Can We Sometimes Miss an Opportunity with Enrichment?



Enrichment is a word that is coming into ever wider usage in the dog world. Adding enrichment into the lives of our dogs means adding value and enjoyment to their days, letting them carry out normal and natural dog behaviours.



Friday, 17 June 2022

The Key to Effective Counterconditioning to Help Fearful Dogs



One of the most important techniques available to us, particularly when working with fearful and reactive dogs is counterconditioning. Doing it correctly means the dog’s response to the thing that is worrying them changes from a negative reaction to a positive one. Doing it incorrectly will either not improve the situation or could even make the situation more complicated.  

Wednesday, 1 June 2022

The Secret to Successful Socialisation


If you have added a puppy to your family at any point in the last few years, the chances are that you have seen something like a ‘socialisation checklist’. A whole collection of different objects and long lists of types of people guardians must introduce puppies to as soon as possible, beginning immediately on getting them home. However, does sticking to these types of lists guarantee that a puppy will grow up to be a well-adjusted and well ‘socialised’ adult dog? To consider this question we must start by asking another.

Sunday, 22 May 2022

Pick Out Positives to See Your True Progress

 


I have never been a believer in sharing only the good when talking about life with my dogs, my complex and sensitive ‘reactive’ boy most of all. He has been doing really well in the last few months, and I probably shouldn’t be surprised that we ended up having one of ‘those’ walks last week.


‘Those’ walks can happen to all of us, no matter how knowledgeable and experienced we may be. We can do our best to avoid getting close to triggers but, in all honesty, as soon as we step out into the wider world, there are factors that are beyond our control. This happened to us the other day, and resulted in Finn having a mini meltdown.

Monday, 18 April 2022

Because We Always Have is Not a Valid Reason

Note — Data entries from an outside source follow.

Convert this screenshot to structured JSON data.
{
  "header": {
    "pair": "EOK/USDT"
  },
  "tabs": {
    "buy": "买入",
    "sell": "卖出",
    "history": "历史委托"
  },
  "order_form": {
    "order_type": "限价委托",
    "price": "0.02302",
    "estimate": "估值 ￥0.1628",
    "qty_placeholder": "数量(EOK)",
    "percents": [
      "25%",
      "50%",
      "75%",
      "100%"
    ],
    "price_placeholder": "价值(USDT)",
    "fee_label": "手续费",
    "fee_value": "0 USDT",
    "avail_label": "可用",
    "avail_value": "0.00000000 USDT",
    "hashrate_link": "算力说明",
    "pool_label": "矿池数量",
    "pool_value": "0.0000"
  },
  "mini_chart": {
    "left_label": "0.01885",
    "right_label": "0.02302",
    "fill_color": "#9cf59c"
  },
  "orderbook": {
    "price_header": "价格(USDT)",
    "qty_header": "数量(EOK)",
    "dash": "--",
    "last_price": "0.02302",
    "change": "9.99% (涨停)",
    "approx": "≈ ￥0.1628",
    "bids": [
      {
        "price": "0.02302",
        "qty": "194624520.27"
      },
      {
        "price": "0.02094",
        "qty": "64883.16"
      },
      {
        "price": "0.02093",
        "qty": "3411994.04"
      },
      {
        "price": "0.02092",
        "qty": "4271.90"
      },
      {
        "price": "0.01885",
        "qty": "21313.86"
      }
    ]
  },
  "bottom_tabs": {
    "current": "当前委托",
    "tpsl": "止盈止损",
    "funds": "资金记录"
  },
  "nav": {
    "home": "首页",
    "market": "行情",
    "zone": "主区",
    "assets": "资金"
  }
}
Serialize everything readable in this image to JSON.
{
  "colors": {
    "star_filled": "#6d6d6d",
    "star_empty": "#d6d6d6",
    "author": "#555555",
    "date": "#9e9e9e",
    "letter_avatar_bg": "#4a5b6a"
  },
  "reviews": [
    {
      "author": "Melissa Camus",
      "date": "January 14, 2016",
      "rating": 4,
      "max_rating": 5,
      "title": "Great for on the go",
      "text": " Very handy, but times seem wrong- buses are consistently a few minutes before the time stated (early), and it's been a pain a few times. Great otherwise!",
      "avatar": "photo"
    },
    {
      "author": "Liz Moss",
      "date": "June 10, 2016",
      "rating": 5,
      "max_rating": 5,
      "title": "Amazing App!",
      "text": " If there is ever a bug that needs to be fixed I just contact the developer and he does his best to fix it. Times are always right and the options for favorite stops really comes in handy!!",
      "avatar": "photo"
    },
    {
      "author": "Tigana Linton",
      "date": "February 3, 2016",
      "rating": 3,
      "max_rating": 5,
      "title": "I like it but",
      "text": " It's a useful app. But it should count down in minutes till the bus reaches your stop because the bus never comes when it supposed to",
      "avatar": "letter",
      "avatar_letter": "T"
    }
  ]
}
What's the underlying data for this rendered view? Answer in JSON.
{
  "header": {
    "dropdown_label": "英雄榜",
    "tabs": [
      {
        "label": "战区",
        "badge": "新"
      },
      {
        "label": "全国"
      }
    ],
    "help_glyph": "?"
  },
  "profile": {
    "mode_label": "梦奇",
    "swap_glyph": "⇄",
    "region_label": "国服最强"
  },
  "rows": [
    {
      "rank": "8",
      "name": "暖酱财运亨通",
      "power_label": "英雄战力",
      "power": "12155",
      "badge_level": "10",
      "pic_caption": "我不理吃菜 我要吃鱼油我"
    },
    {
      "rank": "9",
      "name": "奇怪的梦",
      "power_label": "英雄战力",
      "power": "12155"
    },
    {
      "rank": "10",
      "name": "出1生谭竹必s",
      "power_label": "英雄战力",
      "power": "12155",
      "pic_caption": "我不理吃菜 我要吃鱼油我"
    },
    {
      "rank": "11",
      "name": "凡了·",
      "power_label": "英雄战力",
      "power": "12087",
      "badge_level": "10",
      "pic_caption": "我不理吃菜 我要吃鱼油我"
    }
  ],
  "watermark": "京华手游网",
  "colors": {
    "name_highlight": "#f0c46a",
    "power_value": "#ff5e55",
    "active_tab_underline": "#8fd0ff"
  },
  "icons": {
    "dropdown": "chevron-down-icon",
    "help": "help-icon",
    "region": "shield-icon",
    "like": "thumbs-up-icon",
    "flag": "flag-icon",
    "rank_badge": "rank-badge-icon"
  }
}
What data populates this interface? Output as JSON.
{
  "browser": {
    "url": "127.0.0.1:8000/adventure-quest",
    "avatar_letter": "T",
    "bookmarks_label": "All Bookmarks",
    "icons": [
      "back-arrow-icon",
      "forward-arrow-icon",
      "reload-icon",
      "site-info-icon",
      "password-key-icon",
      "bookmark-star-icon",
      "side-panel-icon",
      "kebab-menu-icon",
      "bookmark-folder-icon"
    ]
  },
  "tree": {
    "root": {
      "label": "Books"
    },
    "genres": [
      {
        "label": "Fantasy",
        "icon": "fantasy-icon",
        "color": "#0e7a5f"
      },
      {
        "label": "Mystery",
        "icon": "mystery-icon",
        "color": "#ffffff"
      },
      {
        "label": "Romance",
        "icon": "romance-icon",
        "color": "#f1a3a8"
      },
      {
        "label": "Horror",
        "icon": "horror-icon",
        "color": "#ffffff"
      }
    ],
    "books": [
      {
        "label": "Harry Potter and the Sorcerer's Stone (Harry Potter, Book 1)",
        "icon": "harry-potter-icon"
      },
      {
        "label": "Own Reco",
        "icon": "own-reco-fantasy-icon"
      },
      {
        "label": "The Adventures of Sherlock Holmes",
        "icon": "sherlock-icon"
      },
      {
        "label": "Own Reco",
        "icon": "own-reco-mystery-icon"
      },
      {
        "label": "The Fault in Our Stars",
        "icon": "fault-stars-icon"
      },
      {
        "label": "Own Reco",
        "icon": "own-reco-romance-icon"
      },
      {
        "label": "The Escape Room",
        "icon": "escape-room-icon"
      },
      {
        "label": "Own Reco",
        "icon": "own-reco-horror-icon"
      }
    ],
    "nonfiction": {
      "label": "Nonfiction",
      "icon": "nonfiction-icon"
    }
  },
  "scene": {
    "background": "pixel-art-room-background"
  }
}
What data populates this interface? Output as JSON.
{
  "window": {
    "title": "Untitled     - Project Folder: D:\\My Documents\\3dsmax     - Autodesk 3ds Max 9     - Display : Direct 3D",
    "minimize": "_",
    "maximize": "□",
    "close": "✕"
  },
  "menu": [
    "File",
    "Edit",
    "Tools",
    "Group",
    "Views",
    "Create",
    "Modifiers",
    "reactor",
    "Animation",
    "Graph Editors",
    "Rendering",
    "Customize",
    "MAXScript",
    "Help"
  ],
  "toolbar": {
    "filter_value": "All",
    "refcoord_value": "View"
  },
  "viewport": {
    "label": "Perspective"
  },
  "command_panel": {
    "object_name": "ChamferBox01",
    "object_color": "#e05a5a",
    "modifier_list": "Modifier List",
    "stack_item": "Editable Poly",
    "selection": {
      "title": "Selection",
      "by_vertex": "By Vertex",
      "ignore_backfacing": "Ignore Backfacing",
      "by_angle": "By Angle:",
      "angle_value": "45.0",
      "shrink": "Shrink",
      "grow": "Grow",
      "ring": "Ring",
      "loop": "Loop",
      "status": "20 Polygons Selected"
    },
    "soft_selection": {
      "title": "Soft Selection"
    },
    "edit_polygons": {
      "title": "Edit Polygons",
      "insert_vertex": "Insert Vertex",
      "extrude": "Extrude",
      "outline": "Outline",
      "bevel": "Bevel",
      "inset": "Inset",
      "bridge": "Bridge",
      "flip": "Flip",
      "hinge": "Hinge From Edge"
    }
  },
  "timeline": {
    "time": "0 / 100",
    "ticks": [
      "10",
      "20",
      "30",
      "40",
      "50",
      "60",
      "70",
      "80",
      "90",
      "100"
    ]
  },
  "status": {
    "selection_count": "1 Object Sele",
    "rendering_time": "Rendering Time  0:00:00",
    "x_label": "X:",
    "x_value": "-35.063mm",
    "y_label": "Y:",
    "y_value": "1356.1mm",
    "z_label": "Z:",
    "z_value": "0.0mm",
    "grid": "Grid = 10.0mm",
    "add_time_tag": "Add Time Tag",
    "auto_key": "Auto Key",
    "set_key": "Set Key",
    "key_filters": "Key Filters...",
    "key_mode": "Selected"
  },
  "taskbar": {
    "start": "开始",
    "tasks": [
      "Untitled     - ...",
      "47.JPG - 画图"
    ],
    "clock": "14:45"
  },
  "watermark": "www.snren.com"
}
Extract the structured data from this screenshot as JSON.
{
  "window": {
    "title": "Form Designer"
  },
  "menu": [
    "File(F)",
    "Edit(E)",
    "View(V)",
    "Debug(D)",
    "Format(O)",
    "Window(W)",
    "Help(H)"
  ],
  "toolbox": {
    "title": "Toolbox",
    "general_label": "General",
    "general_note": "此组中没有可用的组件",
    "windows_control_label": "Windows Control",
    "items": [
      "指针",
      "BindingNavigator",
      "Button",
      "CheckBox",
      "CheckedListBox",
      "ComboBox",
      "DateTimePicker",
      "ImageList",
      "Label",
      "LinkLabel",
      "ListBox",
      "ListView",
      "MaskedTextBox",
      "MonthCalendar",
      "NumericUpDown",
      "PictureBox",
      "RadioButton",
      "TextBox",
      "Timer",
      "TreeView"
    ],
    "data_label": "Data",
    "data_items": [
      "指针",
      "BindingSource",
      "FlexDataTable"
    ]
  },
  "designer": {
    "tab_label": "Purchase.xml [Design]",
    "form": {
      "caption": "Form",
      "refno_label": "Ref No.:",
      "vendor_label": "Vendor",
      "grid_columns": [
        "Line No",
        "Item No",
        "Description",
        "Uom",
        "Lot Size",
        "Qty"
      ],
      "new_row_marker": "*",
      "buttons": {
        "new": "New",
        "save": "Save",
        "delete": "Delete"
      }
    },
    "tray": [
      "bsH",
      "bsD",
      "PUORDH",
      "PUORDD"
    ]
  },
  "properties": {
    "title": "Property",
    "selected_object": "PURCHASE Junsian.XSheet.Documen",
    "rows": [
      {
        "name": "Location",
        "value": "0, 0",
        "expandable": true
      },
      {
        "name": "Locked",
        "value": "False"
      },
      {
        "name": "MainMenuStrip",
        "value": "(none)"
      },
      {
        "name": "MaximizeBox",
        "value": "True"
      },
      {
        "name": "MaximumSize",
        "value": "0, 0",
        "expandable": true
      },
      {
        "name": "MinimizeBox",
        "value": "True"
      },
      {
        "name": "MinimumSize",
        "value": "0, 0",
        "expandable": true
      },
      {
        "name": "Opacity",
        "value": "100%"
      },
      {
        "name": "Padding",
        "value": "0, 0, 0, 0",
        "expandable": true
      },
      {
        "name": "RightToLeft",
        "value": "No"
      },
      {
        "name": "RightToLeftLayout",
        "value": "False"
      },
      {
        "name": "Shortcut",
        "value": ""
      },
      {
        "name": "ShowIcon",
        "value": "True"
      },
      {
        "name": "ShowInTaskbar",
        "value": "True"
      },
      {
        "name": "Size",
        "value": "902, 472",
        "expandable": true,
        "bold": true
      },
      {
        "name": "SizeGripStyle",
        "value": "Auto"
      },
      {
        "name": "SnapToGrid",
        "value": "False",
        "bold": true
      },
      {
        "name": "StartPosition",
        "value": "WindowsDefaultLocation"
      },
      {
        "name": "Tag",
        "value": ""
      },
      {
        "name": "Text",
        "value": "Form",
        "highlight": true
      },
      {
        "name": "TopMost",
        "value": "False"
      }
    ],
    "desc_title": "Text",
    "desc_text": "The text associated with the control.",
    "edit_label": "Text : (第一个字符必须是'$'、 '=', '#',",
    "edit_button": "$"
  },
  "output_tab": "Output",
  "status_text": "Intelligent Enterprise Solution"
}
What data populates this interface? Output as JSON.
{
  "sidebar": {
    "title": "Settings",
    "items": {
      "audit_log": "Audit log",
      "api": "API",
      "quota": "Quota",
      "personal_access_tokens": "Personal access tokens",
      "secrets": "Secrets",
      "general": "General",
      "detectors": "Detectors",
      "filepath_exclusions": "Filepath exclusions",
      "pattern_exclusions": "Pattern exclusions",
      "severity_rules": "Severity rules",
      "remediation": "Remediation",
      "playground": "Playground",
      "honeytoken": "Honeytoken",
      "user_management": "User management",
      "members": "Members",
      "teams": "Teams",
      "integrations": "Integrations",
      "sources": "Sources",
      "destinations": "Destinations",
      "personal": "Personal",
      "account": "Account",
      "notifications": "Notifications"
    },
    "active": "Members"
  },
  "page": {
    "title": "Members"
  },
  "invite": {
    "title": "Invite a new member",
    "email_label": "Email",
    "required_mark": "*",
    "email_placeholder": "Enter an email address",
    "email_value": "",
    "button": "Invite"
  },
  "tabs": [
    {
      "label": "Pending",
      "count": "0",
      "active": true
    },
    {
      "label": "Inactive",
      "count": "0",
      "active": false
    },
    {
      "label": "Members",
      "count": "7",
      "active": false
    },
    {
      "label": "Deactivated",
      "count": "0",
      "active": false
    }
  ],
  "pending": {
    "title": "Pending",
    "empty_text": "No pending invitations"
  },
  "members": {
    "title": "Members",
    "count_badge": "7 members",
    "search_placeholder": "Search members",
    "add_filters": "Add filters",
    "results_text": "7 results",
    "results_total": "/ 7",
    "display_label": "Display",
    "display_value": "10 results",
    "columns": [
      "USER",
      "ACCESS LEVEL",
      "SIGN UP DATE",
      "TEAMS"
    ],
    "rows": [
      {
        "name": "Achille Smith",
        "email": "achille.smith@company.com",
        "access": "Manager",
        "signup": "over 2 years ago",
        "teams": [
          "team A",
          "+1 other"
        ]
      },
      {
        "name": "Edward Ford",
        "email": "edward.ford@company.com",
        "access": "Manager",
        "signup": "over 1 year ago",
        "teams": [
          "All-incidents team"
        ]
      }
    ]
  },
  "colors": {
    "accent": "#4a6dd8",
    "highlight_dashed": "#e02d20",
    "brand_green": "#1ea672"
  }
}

I was reading a post the other day on empathy and consideration in dog training, following the growing movement towards recognising and acknowledging the emotional capacity and experience of dogs. I’ll admit it is something I have become passionate about myself, especially since encountering a dog who has such a need for the people around him to understand how he is feeling in any given situation. This particular dog’s needs have set me to learning how best to support and work with dogs, and discovering the ways that give dogs the best and kindest experience of life with us.